Notes From An Appraiser August 2018
July was busy. I started the month examining ethnographic property from Egypt, Syria and Libya for a charitable contribution appraisal to a university museum. With the political and social change happening around the world, it is material like this that will no longer be seen. I also saw an amazing six sided chair from Syria with inlay ebony and ivory, donated to the International Museum of Folk Art in Santa Fe.
I examined six great Korean paintings, about 200 years old, that had been cut from a six panel, six foot screen at some point. The owner had inherited them from grandparents and came to see me to learn more. The figures painted were wearing obvious Korean shoes. After research I determined the figures were the seven lucky gods often associated with Chinese art. It was fun to see Korean paintings, not a common example of personal property that i frequently see.
I assessed a lovely black ink painting, with a slight touch of pink, of Mt Fuji, a gift from father to daughter, by a well known artist selling today in the low five figure range The husband had done quite a bit of research before coming for the office appointment and discovered the artist, when and where he lived and with whom he studied, I spent the hour discussing the significance of Mt Fuji to the Japanese, showing the website of a dealer in NYC that sold this artist, and a print out of the auction sales of the artist’s works over the last five years.
I inspected a few more Chinese paintings this month, a landscape and one of three standing officials, along with Chinese porcelains. I also looked at twenty small Chinese jade properties that were once part of an inventory for a jewelry store – think pendants, rings, small figurines. These properties were part of daughter’s “to do” list a decade after her father died.

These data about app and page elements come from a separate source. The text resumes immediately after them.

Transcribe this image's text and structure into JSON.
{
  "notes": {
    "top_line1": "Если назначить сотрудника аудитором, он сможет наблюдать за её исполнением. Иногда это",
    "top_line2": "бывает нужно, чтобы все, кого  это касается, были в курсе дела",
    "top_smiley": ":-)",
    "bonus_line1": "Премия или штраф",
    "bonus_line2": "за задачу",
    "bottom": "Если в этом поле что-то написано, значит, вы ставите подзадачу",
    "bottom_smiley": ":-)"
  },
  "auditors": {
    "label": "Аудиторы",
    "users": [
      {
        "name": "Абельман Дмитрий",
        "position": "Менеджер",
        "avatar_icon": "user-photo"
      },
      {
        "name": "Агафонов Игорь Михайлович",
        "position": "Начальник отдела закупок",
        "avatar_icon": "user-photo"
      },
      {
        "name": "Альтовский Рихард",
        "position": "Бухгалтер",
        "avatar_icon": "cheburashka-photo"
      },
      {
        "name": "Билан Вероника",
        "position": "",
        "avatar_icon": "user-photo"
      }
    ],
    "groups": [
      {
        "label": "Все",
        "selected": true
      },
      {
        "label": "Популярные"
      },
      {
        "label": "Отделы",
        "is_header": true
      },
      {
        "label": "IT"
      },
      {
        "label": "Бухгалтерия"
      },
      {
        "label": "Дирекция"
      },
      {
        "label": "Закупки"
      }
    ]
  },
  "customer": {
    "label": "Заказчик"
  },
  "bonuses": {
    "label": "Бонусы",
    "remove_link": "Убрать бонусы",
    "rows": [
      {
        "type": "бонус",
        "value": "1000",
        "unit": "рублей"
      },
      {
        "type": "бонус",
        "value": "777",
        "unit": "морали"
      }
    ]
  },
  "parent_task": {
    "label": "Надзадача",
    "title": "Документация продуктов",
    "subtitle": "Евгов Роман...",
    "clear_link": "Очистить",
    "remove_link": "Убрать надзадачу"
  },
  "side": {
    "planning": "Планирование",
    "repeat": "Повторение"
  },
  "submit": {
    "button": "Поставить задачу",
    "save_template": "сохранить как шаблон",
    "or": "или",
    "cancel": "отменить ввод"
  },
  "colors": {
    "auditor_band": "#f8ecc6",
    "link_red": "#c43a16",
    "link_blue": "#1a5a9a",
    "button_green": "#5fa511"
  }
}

I’m working on an estate appraisal of Japanese Meiji Fine Art textiles that belonged to the noted antique dealer Nomura Shojiro at the turn of the 20th century, and were recently discovered in the kura of family estate. The largest textile is a wool tapestry (tsutsuri ori) with Western figures, bordered and backed with beautiful blue satin silk, dating to turn of the 20th century. The theme was an obvious attempt to woe Western clients and to demonstrate equal ability to the French and Italian tapestries of the late 1800’s seen at World Fairs in Paris, London and St. Louis. Nomura’s clientele was international, so if a dealer was to produce a commissioned wool tzutsure tapestry with Western figures in 1910-1920, it likely would have been Nomura Shojiro,

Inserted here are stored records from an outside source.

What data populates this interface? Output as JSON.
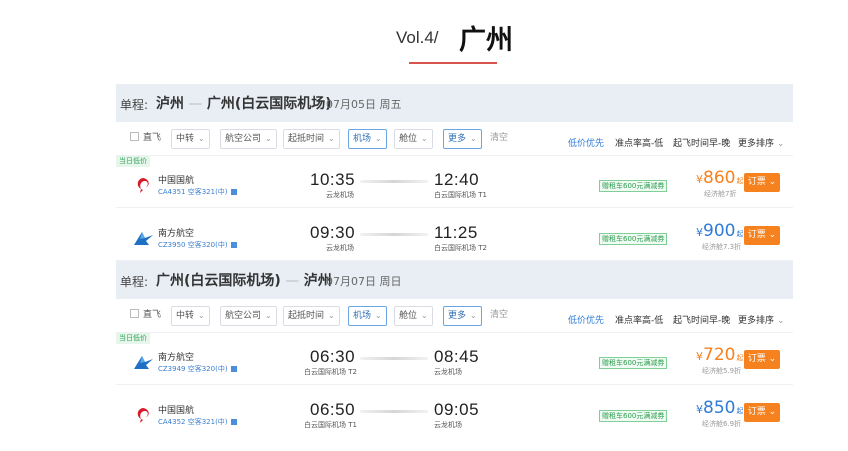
{
  "header": {
    "vol": "Vol.4/",
    "city": "广州"
  },
  "common": {
    "trip_label": "单程:",
    "filters": [
      "直飞",
      "中转",
      "航空公司",
      "起抵时间",
      "机场",
      "舱位",
      "更多",
      "清空"
    ],
    "sorts": [
      "低价优先",
      "准点率高-低",
      "起飞时间早-晚",
      "更多排序"
    ],
    "tag": "当日低价",
    "promo": "赠租车600元满减券",
    "yen": "¥",
    "qi": "起",
    "book": "订票",
    "chevron": "⌄"
  },
  "trips": [
    {
      "route_from": "泸州",
      "route_to": "广州(白云国际机场)",
      "date": "07月05日 周五",
      "flights": [
        {
          "airline": "中国国航",
          "logo": "air-china-logo",
          "number": "CA4351 空客321(中)",
          "dep_time": "10:35",
          "dep_airport": "云龙机场",
          "arr_time": "12:40",
          "arr_airport": "白云国际机场 T1",
          "price": "860",
          "price_color": "#f6821f",
          "discount": "经济舱7折",
          "tagged": true
        },
        {
          "airline": "南方航空",
          "logo": "china-southern-logo",
          "number": "CZ3950 空客320(中)",
          "dep_time": "09:30",
          "dep_airport": "云龙机场",
          "arr_time": "11:25",
          "arr_airport": "白云国际机场 T2",
          "price": "900",
          "price_color": "#2f7bd6",
          "discount": "经济舱7.3折",
          "tagged": false
        }
      ]
    },
    {
      "route_from": "广州(白云国际机场)",
      "route_to": "泸州",
      "date": "07月07日 周日",
      "flights": [
        {
          "airline": "南方航空",
          "logo": "china-southern-logo",
          "number": "CZ3949 空客320(中)",
          "dep_time": "06:30",
          "dep_airport": "白云国际机场 T2",
          "arr_time": "08:45",
          "arr_airport": "云龙机场",
          "price": "720",
          "price_color": "#f6821f",
          "discount": "经济舱5.9折",
          "tagged": true
        },
        {
          "airline": "中国国航",
          "logo": "air-china-logo",
          "number": "CA4352 空客321(中)",
          "dep_time": "06:50",
          "dep_airport": "白云国际机场 T1",
          "arr_time": "09:05",
          "arr_airport": "云龙机场",
          "price": "850",
          "price_color": "#2f7bd6",
          "discount": "经济舱6.9折",
          "tagged": false
        }
      ]
    }
  ],
  "colors": {
    "accent_orange": "#f6821f",
    "accent_blue": "#2f7bd6",
    "underline_red": "#d9534f"
  }
}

So July traditionally has been slow. This year July was delightfully busy and i frequently talked all about art. Thank you, it makes me happy.